[Element data from apps and pages]
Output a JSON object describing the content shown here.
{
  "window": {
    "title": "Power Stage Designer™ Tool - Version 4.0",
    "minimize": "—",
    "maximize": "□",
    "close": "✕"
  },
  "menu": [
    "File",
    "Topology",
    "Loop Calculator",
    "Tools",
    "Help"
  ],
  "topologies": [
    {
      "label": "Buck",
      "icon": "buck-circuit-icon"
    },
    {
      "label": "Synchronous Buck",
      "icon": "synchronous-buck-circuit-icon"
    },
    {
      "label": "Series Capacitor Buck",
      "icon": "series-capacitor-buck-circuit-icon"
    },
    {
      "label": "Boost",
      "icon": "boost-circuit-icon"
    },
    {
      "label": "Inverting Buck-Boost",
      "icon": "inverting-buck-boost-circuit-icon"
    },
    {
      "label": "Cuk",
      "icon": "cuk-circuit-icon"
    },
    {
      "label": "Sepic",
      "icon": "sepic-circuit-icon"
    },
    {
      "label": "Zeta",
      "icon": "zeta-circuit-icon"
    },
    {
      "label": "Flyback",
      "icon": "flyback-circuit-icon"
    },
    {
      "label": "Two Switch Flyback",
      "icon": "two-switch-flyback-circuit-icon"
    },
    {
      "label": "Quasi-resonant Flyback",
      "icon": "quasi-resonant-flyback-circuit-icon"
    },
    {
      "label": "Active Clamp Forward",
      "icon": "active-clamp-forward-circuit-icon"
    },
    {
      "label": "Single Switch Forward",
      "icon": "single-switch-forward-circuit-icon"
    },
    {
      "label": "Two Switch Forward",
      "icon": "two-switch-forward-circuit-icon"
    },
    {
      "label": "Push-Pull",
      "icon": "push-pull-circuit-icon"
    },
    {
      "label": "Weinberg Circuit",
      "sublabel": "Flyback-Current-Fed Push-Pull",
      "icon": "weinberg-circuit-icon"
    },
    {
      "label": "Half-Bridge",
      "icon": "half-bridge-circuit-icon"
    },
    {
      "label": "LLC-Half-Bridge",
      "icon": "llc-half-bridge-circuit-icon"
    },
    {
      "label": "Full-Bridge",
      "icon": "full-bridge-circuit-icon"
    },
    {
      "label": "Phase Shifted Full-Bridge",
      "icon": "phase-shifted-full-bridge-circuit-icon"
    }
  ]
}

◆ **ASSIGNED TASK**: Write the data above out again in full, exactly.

◆ **FINISHED EXERCISE**:
Output a JSON object describing the content shown here.
{
  "window": {
    "title": "Power Stage Designer™ Tool - Version 4.0",
    "minimize": "—",
    "maximize": "□",
    "close": "✕"
  },
  "menu": [
    "File",
    "Topology",
    "Loop Calculator",
    "Tools",
    "Help"
  ],
  "topologies": [
    {
      "label": "Buck",
      "icon": "buck-circuit-icon"
    },
    {
      "label": "Synchronous Buck",
      "icon": "synchronous-buck-circuit-icon"
    },
    {
      "label": "Series Capacitor Buck",
      "icon": "series-capacitor-buck-circuit-icon"
    },
    {
      "label": "Boost",
      "icon": "boost-circuit-icon"
    },
    {
      "label": "Inverting Buck-Boost",
      "icon": "inverting-buck-boost-circuit-icon"
    },
    {
      "label": "Cuk",
      "icon": "cuk-circuit-icon"
    },
    {
      "label": "Sepic",
      "icon": "sepic-circuit-icon"
    },
    {
      "label": "Zeta",
      "icon": "zeta-circuit-icon"
    },
    {
      "label": "Flyback",
      "icon": "flyback-circuit-icon"
    },
    {
      "label": "Two Switch Flyback",
      "icon": "two-switch-flyback-circuit-icon"
    },
    {
      "label": "Quasi-resonant Flyback",
      "icon": "quasi-resonant-flyback-circuit-icon"
    },
    {
      "label": "Active Clamp Forward",
      "icon": "active-clamp-forward-circuit-icon"
    },
    {
      "label": "Single Switch Forward",
      "icon": "single-switch-forward-circuit-icon"
    },
    {
      "label": "Two Switch Forward",
      "icon": "two-switch-forward-circuit-icon"
    },
    {
      "label": "Push-Pull",
      "icon": "push-pull-circuit-icon"
    },
    {
      "label": "Weinberg Circuit",
      "sublabel": "Flyback-Current-Fed Push-Pull",
      "icon": "weinberg-circuit-icon"
    },
    {
      "label": "Half-Bridge",
      "icon": "half-bridge-circuit-icon"
    },
    {
      "label": "LLC-Half-Bridge",
      "icon": "llc-half-bridge-circuit-icon"
    },
    {
      "label": "Full-Bridge",
      "icon": "full-bridge-circuit-icon"
    },
    {
      "label": "Phase Shifted Full-Bridge",
      "icon": "phase-shifted-full-bridge-circuit-icon"
    }
  ]
}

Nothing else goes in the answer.